Cardinal Pell was surprisingly acquitted

Cardinal George Pell is released. The highest Australian court granted the 78-year-old's appeal. Photo: Andy Brownbill / AP / TEH (Image: TEH) (Photo: Andy Brownbill / AP / TEH)


Canberra – Cardinal George Pell, convicted of sexual abuse, has surprisingly been released. The highest Australian court granted the 78-year-old’s appeal.

The former number three of the Vatican was then released from a maximum-security prison near Melbourne after around 13 months in prison. Because of the coronavirus restrictions, Supreme Judge Susan Kiefel pronounced the verdict in an almost empty courtroom in Brisbane.

Australian media showed how Pell drove away in a car convoy. Where was initially unknown. In a first reaction, the 78-year-old described the court’s decision as a remedy for the “serious injustice” that had happened to him.



But he had “no resentment” against his accusers, he said in a press release. He didn’t want his acquittal to add to the pain and bitterness that so many felt. In addition, he does not see his trial as a referendum on the Catholic Church or on how the Australian church authorities deal with pedophilia. “It was about whether I had committed these terrible crimes, and I didn’t,” said Pell.

The court has been dealing with the 78-year-old’s last possible appeal since March. In making its decision, the court followed the defense’s arguments, which indicated weaknesses in testimony.

In March 2019, the former Archbishop of Melbourne was sentenced to six years in prison for the abuse of two choir boys in the 1990s. He rejects all allegations. The former Vatican finance chief is the highest ranking clergyman in the history of the Catholic Church convicted of child abuse. The statement of an earlier choir boy, who is now in his mid-30s, was decisive.


Pell’s defense lawyers argued that this was insufficient to establish the cardinal’s guilt beyond any doubt. Another argument: after a Sunday mass, it was impossible for an archbishop to be alone with two choir boys in the sacristy for five or six minutes – this is how it should have been in an assault.

In the other case, for which Pell was convicted, there were no witnesses, according to his defense. The prosecution also reversed the burden of proof: instead of proving Pell’s guilt, the defense had to prove his innocence.
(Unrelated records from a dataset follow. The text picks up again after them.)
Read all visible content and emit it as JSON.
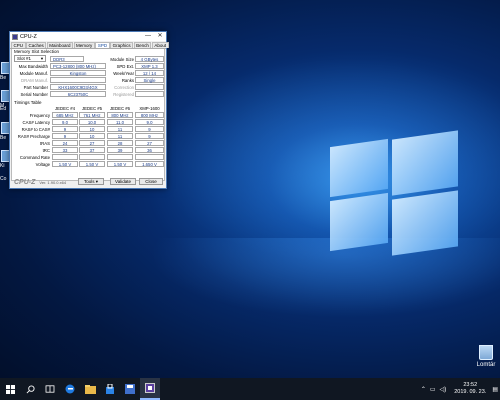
{
  "window": {
    "title": "CPU-Z",
    "minimize": "—",
    "maximize": "☐",
    "close": "✕"
  },
  "tabs": [
    "CPU",
    "Caches",
    "Mainboard",
    "Memory",
    "SPD",
    "Graphics",
    "Bench",
    "About"
  ],
  "active_tab": "SPD",
  "memory_slot": {
    "section_title": "Memory Slot Selection",
    "selected_slot": "Slot #1",
    "type": "DDR3",
    "max_bandwidth": {
      "label": "Max Bandwidth",
      "value": "PC3-12800 (800 MHz)"
    },
    "module_manuf": {
      "label": "Module Manuf.",
      "value": "Kingston"
    },
    "dram_manuf": {
      "label": "DRAM Manuf.",
      "value": ""
    },
    "part_number": {
      "label": "Part Number",
      "value": "KHX1600C9D3/4GX"
    },
    "serial_number": {
      "label": "Serial Number",
      "value": "6C23750C"
    },
    "module_size": {
      "label": "Module Size",
      "value": "4 GBytes"
    },
    "spd_ext": {
      "label": "SPD Ext.",
      "value": "XMP 1.3"
    },
    "week_year": {
      "label": "Week/Year",
      "value": "12 / 14"
    },
    "ranks": {
      "label": "Ranks",
      "value": "Single"
    },
    "correction": {
      "label": "Correction",
      "value": ""
    },
    "registered": {
      "label": "Registered",
      "value": ""
    }
  },
  "timings": {
    "section_title": "Timings Table",
    "columns": [
      "JEDEC #4",
      "JEDEC #5",
      "JEDEC #6",
      "XMP-1600"
    ],
    "rows": [
      {
        "label": "Frequency",
        "values": [
          "685 MHz",
          "761 MHz",
          "800 MHz",
          "800 MHz"
        ]
      },
      {
        "label": "CAS# Latency",
        "values": [
          "9.0",
          "10.0",
          "11.0",
          "9.0"
        ]
      },
      {
        "label": "RAS# to CAS#",
        "values": [
          "9",
          "10",
          "11",
          "9"
        ]
      },
      {
        "label": "RAS# Precharge",
        "values": [
          "9",
          "10",
          "11",
          "9"
        ]
      },
      {
        "label": "tRAS",
        "values": [
          "24",
          "27",
          "28",
          "27"
        ]
      },
      {
        "label": "tRC",
        "values": [
          "33",
          "37",
          "39",
          "36"
        ]
      },
      {
        "label": "Command Rate",
        "values": [
          "",
          "",
          "",
          ""
        ]
      },
      {
        "label": "Voltage",
        "values": [
          "1.50 V",
          "1.50 V",
          "1.50 V",
          "1.650 V"
        ]
      }
    ]
  },
  "bottom": {
    "brand": "CPU-Z",
    "version": "Ver. 1.90.0.x64",
    "tools": "Tools",
    "validate": "Validate",
    "close": "Close"
  },
  "desktop": {
    "recycle_bin_label": "Lomtár",
    "left_icon_labels": [
      "Be",
      "M",
      "Ed",
      "Be",
      "Ki",
      "Co"
    ]
  },
  "taskbar": {
    "items": [
      "windows-start-icon",
      "search-icon",
      "task-view-icon",
      "edge-icon",
      "explorer-icon",
      "store-icon",
      "save-app-icon",
      "cpuz-icon"
    ],
    "time": "23:52",
    "date": "2019. 09. 23."
  }
}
Pell’s first attempt to have the judgment pronounced in March 2019 overturned by an appeals court failed in August. Accordingly, Pell could have been released from custody in October 2022 at the earliest. After the decision of the Court of Appeal, the clergyman’s lawyers appealed to the Supreme Court, so that the latter dealt with it.